Jan 27, 2012
In ferrets, H5N1 can reach nervous system via olfactory mucosa
A Dutch research team has found that an H5N1 avian influenza virus can spread to the central nervous system (CNS) of ferrets via the olfactory mucosa, according to a report in the Journal of Virology. Intranasal inoculation of ferrets with a wild-type H5N1 strain led to extensive growth of the virus in the olfactory muscosa, from where it spread to the olfactory bulb of the brain and the rest of the CNS, the report says. The finding shows that "the olfactory epithelium forms an island of susceptible cells in a sea of relatively resistant respiratory epithelium." The virus also spread to the heart, liver, pancreas, and colon, suggesting it traveled through the blood as well. The team also determined that systemic spread of the virus depended on the presence of the multibasic cleavage site in the virus's hemagglutinin, as ferrets inoculated with an H5N1 strain lacking this site had infections only in the respiratory tract. The researchers say that most flu viruses in mammals are confined to the respiratory tract, but H5N1often spreads systematically. They write that further studies should aim to determine if flu viruses other than highly pathogenic H5N1 can invade the CNS via the olfactory route.
Jan 25 J Virol abstract
Australia reports first low-path avian flu outbreak
Australia's agriculture ministry today reported the country's first known low-pathogenicity avian influenza outbreak in poultry, which turned up during routine surveillance on a commercial duck farm near Melbourne, according to a report today from the World Organization for Animal Health (OIE). Sequencing tests confirmed that the virus is a low-pathogenicity H5 subtype. Polymerase chain reaction tests have ruled out N1 involvement, but more tests are being done to further characterize the virus. The birds on the farm appeared healthy. Culling of 24,500 birds to curb the spread of the virus included ducks at a second duck-breeding farm that had business links to the first farm, the OIE report said.
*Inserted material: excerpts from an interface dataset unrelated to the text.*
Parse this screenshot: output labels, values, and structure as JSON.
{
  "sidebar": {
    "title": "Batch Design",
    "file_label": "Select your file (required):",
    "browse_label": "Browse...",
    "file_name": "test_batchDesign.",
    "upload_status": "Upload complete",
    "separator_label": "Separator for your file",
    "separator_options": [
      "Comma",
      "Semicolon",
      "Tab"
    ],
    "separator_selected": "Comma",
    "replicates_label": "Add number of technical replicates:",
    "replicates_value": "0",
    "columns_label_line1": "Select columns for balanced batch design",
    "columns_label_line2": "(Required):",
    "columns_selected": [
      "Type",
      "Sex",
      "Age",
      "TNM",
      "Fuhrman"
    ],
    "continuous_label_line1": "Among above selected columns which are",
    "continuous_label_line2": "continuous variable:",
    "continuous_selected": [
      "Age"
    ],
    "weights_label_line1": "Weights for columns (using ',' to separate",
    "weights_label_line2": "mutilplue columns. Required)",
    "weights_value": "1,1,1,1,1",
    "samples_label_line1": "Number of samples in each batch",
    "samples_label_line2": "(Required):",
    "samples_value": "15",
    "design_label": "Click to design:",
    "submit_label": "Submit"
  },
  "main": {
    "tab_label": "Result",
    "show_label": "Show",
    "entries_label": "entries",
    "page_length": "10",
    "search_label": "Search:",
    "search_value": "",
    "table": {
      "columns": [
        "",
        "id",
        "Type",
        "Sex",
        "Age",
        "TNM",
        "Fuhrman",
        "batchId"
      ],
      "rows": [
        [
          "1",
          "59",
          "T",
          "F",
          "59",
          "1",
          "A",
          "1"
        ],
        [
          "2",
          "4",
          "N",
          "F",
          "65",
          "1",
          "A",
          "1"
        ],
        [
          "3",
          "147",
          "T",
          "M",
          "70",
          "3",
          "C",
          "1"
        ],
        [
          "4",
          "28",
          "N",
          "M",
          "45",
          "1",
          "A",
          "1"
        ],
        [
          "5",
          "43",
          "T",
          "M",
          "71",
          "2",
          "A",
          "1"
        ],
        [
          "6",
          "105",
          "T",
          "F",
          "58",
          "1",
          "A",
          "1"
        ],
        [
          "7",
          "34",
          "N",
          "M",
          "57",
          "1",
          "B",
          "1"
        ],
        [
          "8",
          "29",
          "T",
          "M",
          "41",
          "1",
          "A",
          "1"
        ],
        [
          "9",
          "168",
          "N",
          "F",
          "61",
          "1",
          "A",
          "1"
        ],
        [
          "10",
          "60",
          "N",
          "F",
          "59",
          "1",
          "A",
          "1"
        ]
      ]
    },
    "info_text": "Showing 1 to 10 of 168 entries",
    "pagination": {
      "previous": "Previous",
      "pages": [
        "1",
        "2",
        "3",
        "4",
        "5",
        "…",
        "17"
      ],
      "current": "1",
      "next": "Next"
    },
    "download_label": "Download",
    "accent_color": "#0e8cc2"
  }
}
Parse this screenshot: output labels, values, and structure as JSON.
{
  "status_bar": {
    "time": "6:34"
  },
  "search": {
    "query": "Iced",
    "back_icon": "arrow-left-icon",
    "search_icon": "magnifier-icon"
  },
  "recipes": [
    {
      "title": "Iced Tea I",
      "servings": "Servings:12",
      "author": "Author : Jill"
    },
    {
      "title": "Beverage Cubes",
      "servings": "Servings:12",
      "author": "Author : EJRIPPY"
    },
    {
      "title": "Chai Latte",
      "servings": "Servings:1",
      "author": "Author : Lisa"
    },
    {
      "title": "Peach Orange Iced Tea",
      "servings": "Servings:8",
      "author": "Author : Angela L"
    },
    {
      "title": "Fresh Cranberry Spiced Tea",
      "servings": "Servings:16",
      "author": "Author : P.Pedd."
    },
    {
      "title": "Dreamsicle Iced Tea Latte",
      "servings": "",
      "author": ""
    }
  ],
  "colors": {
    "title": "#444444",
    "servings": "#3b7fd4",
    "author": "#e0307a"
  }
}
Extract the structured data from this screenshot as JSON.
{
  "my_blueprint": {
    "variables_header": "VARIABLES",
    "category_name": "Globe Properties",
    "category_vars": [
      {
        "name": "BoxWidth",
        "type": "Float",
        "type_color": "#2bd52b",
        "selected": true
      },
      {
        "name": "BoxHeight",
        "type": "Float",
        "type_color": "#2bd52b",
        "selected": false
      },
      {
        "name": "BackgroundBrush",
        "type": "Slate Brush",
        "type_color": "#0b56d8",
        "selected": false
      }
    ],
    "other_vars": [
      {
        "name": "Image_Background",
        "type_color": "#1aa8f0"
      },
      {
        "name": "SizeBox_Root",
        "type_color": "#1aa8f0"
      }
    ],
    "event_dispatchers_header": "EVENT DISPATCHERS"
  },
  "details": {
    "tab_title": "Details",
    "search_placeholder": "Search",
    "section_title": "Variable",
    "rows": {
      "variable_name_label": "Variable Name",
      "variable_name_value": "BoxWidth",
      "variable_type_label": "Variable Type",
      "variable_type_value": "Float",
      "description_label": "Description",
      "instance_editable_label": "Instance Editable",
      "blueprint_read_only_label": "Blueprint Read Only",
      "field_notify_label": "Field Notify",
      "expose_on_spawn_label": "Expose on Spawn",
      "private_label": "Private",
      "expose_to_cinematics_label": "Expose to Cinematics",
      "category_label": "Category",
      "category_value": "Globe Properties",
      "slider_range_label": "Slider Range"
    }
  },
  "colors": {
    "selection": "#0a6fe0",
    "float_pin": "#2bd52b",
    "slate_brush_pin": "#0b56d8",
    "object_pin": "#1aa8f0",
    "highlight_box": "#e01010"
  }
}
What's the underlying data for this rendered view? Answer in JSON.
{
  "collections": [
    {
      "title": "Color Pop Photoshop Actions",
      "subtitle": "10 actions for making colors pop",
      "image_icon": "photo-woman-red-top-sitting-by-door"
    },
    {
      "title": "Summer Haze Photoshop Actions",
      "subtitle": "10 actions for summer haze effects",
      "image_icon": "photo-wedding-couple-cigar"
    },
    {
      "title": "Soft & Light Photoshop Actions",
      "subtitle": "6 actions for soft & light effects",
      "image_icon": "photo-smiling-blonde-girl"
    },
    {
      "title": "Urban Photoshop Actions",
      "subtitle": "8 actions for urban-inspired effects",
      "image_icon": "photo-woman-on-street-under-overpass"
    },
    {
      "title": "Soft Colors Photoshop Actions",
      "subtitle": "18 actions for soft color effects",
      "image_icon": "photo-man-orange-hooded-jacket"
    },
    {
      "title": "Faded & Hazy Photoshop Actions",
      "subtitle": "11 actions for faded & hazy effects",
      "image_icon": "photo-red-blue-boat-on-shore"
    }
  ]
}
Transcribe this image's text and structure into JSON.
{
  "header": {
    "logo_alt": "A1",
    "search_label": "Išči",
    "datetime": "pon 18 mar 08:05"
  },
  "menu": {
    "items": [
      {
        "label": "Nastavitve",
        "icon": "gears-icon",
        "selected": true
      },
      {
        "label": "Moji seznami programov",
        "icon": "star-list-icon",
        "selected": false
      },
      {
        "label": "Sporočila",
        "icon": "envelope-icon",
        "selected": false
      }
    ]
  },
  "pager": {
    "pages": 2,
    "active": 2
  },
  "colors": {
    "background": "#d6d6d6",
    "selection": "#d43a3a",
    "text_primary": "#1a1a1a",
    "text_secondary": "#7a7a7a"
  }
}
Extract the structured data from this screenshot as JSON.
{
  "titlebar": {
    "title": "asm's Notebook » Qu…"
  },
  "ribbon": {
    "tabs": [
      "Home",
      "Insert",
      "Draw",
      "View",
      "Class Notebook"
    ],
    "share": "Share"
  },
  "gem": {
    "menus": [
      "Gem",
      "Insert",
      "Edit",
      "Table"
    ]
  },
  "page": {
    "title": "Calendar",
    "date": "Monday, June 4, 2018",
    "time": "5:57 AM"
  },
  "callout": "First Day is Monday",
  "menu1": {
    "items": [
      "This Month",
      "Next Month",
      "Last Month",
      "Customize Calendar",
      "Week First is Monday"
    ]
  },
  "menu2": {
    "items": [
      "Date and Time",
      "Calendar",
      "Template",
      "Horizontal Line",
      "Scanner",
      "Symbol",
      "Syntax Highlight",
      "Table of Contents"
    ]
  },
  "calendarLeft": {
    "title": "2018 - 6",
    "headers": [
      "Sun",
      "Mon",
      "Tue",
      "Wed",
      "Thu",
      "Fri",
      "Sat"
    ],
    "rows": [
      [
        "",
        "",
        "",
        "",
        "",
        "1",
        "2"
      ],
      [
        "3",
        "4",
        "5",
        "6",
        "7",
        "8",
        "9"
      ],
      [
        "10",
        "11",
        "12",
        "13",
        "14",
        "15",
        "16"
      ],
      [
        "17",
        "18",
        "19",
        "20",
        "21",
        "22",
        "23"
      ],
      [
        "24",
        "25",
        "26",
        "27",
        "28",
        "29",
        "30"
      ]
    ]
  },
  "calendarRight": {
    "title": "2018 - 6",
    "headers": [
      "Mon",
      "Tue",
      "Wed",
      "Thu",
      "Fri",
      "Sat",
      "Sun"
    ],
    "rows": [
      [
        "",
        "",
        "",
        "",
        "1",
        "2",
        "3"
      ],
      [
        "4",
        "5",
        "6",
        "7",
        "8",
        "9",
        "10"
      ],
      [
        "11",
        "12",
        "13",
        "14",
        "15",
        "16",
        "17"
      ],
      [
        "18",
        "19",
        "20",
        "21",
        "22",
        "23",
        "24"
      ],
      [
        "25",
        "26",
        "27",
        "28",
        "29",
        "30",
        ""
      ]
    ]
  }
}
An investigation hasn't found the source of the virus.
Jan 27 OIE report
Study tracks viral co-evolution in real time
In experiments with the phage lambda virus and Escherichia coli bacteria, researchers from Michigan State University demonstrated how adaptation by natural selection plays a role in virus evolution, according to a EurekAlert press release. The findings appear today in the latest issue of Science. The group identified a novel tactic the virus used to infect its host, involving mutations on the virus's host-recognition protein. They observed that after the bacteria reduced expression of the original receptor, LamB, virus mutations allowed infection through a new receptor, OmpF. Justin Meyer, a study coauthor, said in the press release that his group was surprised to see the lambda virus gain the new function so quickly. In a Science podcast, he said the group replicated the experiment 96 times and saw the virus evolve to develop the novel pathway 24 times. He said that on average it took the virus 12 days to evolve the new function. "What we found is that the reason why it was so fast, and the reason why it happened so many times is that natural selection was really driving the evolution and driving the fixation of the mutations responsible for this new function," he added. In an accompanying perspective piece, John N. Thompson of the department of ecology and evolutionary biology at the University of California, Santa Cruz, wrote that the experiments show that co-evolution can play a key role in shaping innovation. He commented that the experiments occurred in ecologically simple environments and that futher research is needed to explore if the changes are more or less likely in more variable environments.
Jan 26 EurekAlert press release
Jan 27 Science abstract
Jan 27 Science Perspective summary
Jan 27 Science podcast
E coli acquired in Turkey similar to 2011 European outbreak strain
A French woman who returned home from a tour of Turkey last September with hemolytic uremic syndrome (HUS) was infected with a strain of Shiga toxin–producing Escherichia coli (STEC) O104:H4 similar to the one that caused a widespread outbreak in France and Germany earlier in 2011, according to a report in Eurosurveillance. The earlier outbreak was attributed to contaminated fenugreek sprouts. The French traveling group comprised 22 people; eight experienced diarrhea, including two hospitalized with HUS on their return. No common food source could be traced, but no one in the group reported eating sprouts before or during the trip. The timing of the cases suggested the illnesses were acquired in Turkey. Both HUS cases showed positive serology for STEC O104:H4. One, which showed the same resistance profile as the strain in the European outbreak, was compared by pulsed-field gel electrophoresis with cases from the earlier outbreak. It was similar but not identical, showing differences in two bands for the gene Xbal and in three bands for Notl. The authors conclude from these and several cases that occurred from 2004 through 2009 that STEC O104 circulates in Turkey and certain other countries, such as Egypt and Tunisia, and that the strain should be considered in travelers who return from these areas with HUS.
Jan 26 Eurosurveillance article